There are many Mongolian female athletes recognized for their accomplishments in judo, freestyle wrestling, boxing and shooting. However, this is a matter that should get input from others and decided officially by NOC.
It must be difficult completing all these jobs at once?
In one way, it’s multi-tasking but in another way, you can say it’s to focus on a similar job function for each different job. Working at E-Mart, Skytel and Mongolian National Olympic Committee requires me to work with many different people and completing multiple tasks at once but wherever I go I try to hold a few core job descriptions. I pay attention to foreign relations, strategy and raising finance.
To this day, I’m still in close contact with the people I met in Chicago, Harvard Business School and from when I worked at Morgan Stanley. We exchange ideas and consult one another. I’m also very happy to have been elected first vice president of the Mongolian National Olympic Committee. It’s a non-staff position that allows me to work together with many sports professionals and attend conferences together to develop sports and Olympism while giving me the opportunity to do my other private sector jobs.
Between 2016-2018, I also had the opportunity to work as an external member (non-staff) of the Monetary Policy Committee at Mongol Bank (Central Bank of Mongolia). Instead of working at the same office every day I prefer to work on and research different things and do work under the social responsibility framework. For example, I founded a non-profit organization called Mongolia Needs You where we run a mentorship program for 25-30 students every year. 10 students from the program are granted scholarships each year. Over the past four years, we have had 108 students in our program and granted scholarships to 30 students. E-mart and Skytel are also both very socially accountable companies and actively give back as part of their social responsibility framework.
Thank you. This is my last question before we end this interview. Under your sports and social responsibility framework, what ideas do you think can be implemented in Mongolia and what ideas or advice do you have for future projects?
Sport is a big structural part of society. In the future, as Mongolia hosts more sports events and games that we become more experienced and have the infrastructure to host larger sports events together with the different government and non-government institutions. The event I had in mind recently is the Youth Olympic Games. This is because I was able to attend the Youth Olympic Games in Argentina in 2018 and now the next one will be in Dakar, Senegal in 2022 that I believe developing countries like Mongolia could possibly be a host nation. This specific event provides international support, especially for bringing athletes from all over the world and maybe even support for sports infrastructure.

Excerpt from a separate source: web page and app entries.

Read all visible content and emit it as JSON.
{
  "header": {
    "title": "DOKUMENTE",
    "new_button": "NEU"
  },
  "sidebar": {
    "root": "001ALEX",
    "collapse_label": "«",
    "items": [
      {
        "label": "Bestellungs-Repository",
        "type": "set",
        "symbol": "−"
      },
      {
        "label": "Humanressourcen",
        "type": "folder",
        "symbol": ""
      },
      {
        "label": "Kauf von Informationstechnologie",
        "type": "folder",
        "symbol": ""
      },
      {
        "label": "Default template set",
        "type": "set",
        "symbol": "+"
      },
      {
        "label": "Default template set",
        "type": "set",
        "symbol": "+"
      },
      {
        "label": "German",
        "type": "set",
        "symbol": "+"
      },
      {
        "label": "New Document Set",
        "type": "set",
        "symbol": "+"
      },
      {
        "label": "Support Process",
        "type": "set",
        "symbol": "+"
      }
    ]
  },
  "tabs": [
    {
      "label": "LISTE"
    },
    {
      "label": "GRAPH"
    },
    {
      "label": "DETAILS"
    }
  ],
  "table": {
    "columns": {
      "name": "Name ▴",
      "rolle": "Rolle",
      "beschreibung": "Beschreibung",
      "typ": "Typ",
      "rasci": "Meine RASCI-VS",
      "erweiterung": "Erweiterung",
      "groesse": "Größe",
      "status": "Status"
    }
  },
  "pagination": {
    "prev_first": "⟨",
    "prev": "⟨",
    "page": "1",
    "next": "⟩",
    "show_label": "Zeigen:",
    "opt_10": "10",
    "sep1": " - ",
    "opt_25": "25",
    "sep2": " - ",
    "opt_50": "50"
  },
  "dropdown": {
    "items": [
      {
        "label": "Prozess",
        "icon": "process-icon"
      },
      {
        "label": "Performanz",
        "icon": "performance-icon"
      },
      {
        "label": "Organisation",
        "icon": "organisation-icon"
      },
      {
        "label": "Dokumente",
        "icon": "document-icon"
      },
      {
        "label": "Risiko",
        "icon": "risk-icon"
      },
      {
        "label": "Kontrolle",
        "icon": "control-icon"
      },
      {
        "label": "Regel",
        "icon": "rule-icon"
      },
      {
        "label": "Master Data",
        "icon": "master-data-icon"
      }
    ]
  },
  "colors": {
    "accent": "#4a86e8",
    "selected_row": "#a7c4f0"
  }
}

During this event, for instance, we can build an athlete’s village on the outskirts of the city.
Afterwards, I see an opportunity where the athletes' village can be turned to an affordable housing project where local residents can purchase them through low-interest mortgage loans. It will contribute to reducing air pollution which currently is a big issue in our society from also burning coal in the houses. I believe it requires everyone’s involvement including the sports sector, private sector and public sector. Lausanne 2020 Youth Winter Olympic Games preparations are well on their way and comping up soon, I hope that many people from our country can attend and gain experience and participate in this event so that one day we can proudly say we hosted one.